Finally the fifth KTL studio album is ready for release. Whereas their previous album IV (EMEGO 089CD) was recorded and made in a relatively short period in a more traditional rock environment, V turns full circle, takes its time and tackles the complex working processes of the European avant-garde. Rooting themselves in such legendary electronic music studios such as EMS in Stockholm and GRM in Paris, Stephen OMalley (SunnO))), Khanate, etc.) and Peter Rehberg (Pita, etc.) have delivered a rich set of sound experiments far removed from the harsh metal/noise blizzards of their early albums. They took a step further by inviting Icelandic composer Jöhann Jöhannsson to orchestrate Phill 2" (performed by City of Prague Philharmonic, conducted by Richard Hein), resulting in a towering storm of monumental classicism. Finally, "Last Spring: A Prequel" turns the whole album on its head with the abstract alien textures of the Gisèle Vienne installation of the same name, with text by Dennis Cooper spoken with devout intensity by long-term Vienne collaborator, Jonathan Capdevielle. With full-color artwork by Mark Fell, V is KTLs most sophisticated work to date. Produced by KTL. Photo by Estelle Hanania. Stephen OMalley (guitar, bass, modular synthesizer, computer, contact mics), Peter Rehberg (modular synthesizer, computer). Recorded September 2010-October 2011 at EMS, Stockholm; Tinitus, Bergen; Ina GRM, Studio 116, Paris; Smecky, Prague; Centre dArt Passerelle, Brest; Twisted, Wien. Mixed at Twisted, Wien, May 2011 - January 2012." -Editions Mego.
After nearly a decade of false starts, multiple game plans veering off the rails, and a handful of shattered hopes and/or dreams, the odyssey is finally complete—the new Fusetron site is here.
This is the first phase of a multipart rollout that will span the next few months: the currently browsable stock includes miscellaneous new releases from the past 8+ months (we have a lot of catching up to do), plus approximately a third of our backstock. Note that we’ve reduced/slashed prices on many titles and will continue to do so in order to make room for new stock. We’ll also be expanding / tweaking / improving / debugging the site itself (for example, we still have work to do on the automated international postage system, not to mention the inevitable inventory discrepancies that come with transferring an ancient and massive database to a new system).
Over the next few months, as we take inventory, clean house, and delve into our storage, we will be uploading thousands of additional items, gradually, on a near-daily basis. This will include the majority of the LPs, as well as many titles, in all formats, once thought long-gone. Many currently “sold out” items are likely to resurface.
Finally, once our general backstock is up (probably in the next two or three months) we’ll begin making our extensive stockpile of rarities available online for the first time: tons of random out-of-print titles, "deadstock," warehouse finds, secondhand collectibles, etc., accumulated over the past few decades.
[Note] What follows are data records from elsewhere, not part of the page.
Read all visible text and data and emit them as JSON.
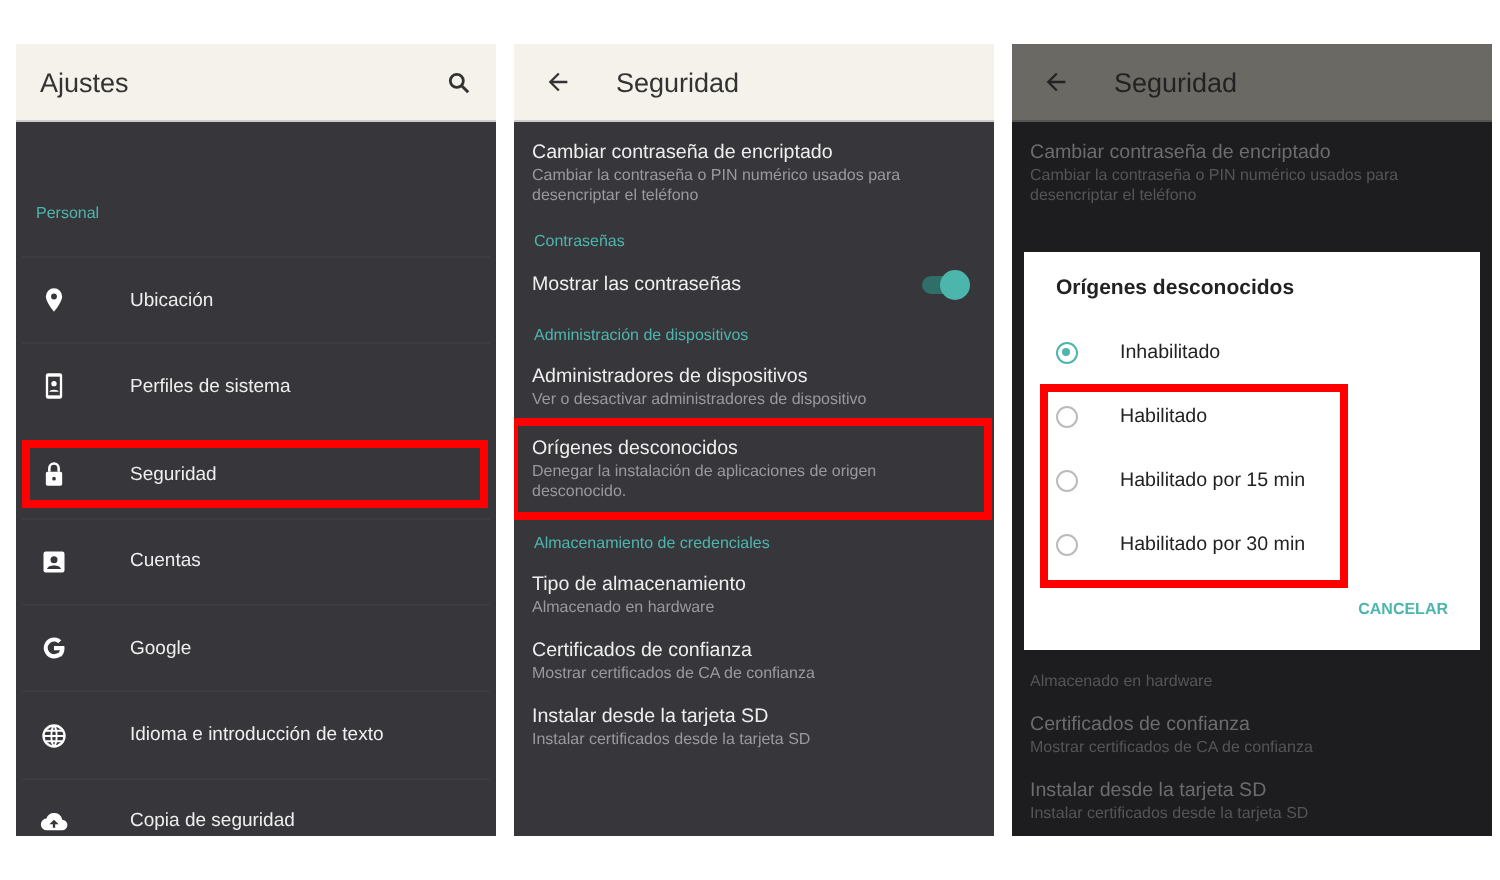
{
  "screens": [
    {
      "header": {
        "title": "Ajustes",
        "back": false,
        "search": true
      },
      "dimmed": false,
      "rows": [
        {
          "kind": "section",
          "text": "Personal"
        },
        {
          "kind": "icon-item",
          "title": "Ubicación",
          "highlighted": false
        },
        {
          "kind": "icon-item",
          "title": "Perfiles de sistema",
          "highlighted": false
        },
        {
          "kind": "icon-item",
          "title": "Seguridad",
          "highlighted": true
        },
        {
          "kind": "icon-item",
          "title": "Cuentas",
          "highlighted": false
        },
        {
          "kind": "icon-item",
          "title": "Google",
          "highlighted": false
        },
        {
          "kind": "icon-item",
          "title": "Idioma e introducción de texto",
          "highlighted": false
        },
        {
          "kind": "icon-item",
          "title": "Copia de seguridad",
          "highlighted": false
        }
      ]
    },
    {
      "header": {
        "title": "Seguridad",
        "back": true,
        "search": false
      },
      "dimmed": false,
      "rows": [
        {
          "kind": "item",
          "title": "Cambiar contraseña de encriptado",
          "subtitle": "Cambiar la contraseña o PIN numérico usados para desencriptar el teléfono",
          "highlighted": false
        },
        {
          "kind": "section",
          "text": "Contraseñas"
        },
        {
          "kind": "toggle",
          "title": "Mostrar las contraseñas",
          "on": true
        },
        {
          "kind": "section",
          "text": "Administración de dispositivos"
        },
        {
          "kind": "item",
          "title": "Administradores de dispositivos",
          "subtitle": "Ver o desactivar administradores de dispositivo",
          "highlighted": false
        },
        {
          "kind": "item",
          "title": "Orígenes desconocidos",
          "subtitle": "Denegar la instalación de aplicaciones de origen desconocido.",
          "highlighted": true
        },
        {
          "kind": "section",
          "text": "Almacenamiento de credenciales"
        },
        {
          "kind": "item",
          "title": "Tipo de almacenamiento",
          "subtitle": "Almacenado en hardware",
          "highlighted": false
        },
        {
          "kind": "item",
          "title": "Certificados de confianza",
          "subtitle": "Mostrar certificados de CA de confianza",
          "highlighted": false
        },
        {
          "kind": "item",
          "title": "Instalar desde la tarjeta SD",
          "subtitle": "Instalar certificados desde la tarjeta SD",
          "highlighted": false
        }
      ]
    },
    {
      "header": {
        "title": "Seguridad",
        "back": true,
        "search": false
      },
      "dimmed": true,
      "rows": [
        {
          "kind": "item",
          "title": "Cambiar contraseña de encriptado",
          "subtitle": "Cambiar la contraseña o PIN numérico usados para desencriptar el teléfono",
          "highlighted": false
        },
        {
          "kind": "dialog",
          "title": "Orígenes desconocidos",
          "options": [
            {
              "label": "Inhabilitado",
              "selected": true,
              "highlighted": false
            },
            {
              "label": "Habilitado",
              "selected": false,
              "highlighted": true
            },
            {
              "label": "Habilitado por 15 min",
              "selected": false,
              "highlighted": true
            },
            {
              "label": "Habilitado por 30 min",
              "selected": false,
              "highlighted": true
            }
          ],
          "button": "CANCELAR"
        },
        {
          "kind": "item",
          "subtitle": "Almacenado en hardware",
          "highlighted": false
        },
        {
          "kind": "item",
          "title": "Certificados de confianza",
          "subtitle": "Mostrar certificados de CA de confianza",
          "highlighted": false
        },
        {
          "kind": "item",
          "title": "Instalar desde la tarjeta SD",
          "subtitle": "Instalar certificados desde la tarjeta SD",
          "highlighted": false
        }
      ]
    }
  ]
}
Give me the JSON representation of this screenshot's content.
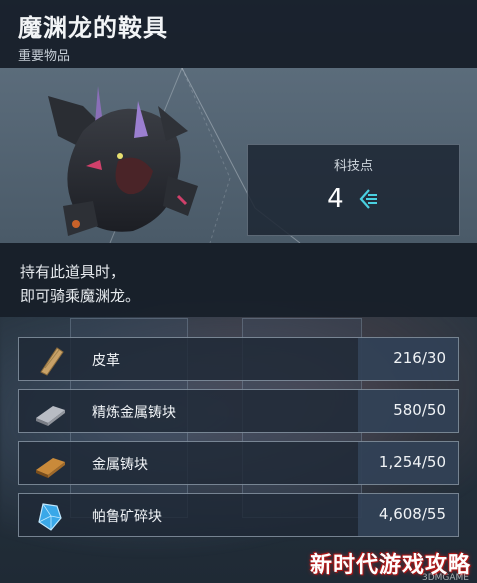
{
  "item": {
    "title": "魔渊龙的鞍具",
    "category": "重要物品"
  },
  "tech": {
    "label": "科技点",
    "value": "4",
    "icon": "tech-point-icon"
  },
  "description": {
    "line1": "持有此道具时，",
    "line2": "即可骑乘魔渊龙。"
  },
  "materials": [
    {
      "name": "皮革",
      "count": "216/30",
      "icon": "leather-icon"
    },
    {
      "name": "精炼金属铸块",
      "count": "580/50",
      "icon": "refined-ingot-icon"
    },
    {
      "name": "金属铸块",
      "count": "1,254/50",
      "icon": "ingot-icon"
    },
    {
      "name": "帕鲁矿碎块",
      "count": "4,608/55",
      "icon": "pal-crystal-icon"
    }
  ],
  "watermark": {
    "text": "新时代游戏攻略",
    "small": "3DMGAME"
  }
}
Frequent/returning customers will be getting early access to these items. Details to follow on how this will work (a priority mailing list? a 'frequent flyer'-like program?), but it will not be based on dollars spent. We want to reward those who consistently support us, especially in the discogs marketplace era (to those who show up trying to poach five copies of a one-off rarity, and nothing else, ever… ¯\_(ツ)_/¯ ).
So—we suggest you take some time to dig through the site—even we’ve been surprised by what’s been turning up, and there’s much more to come.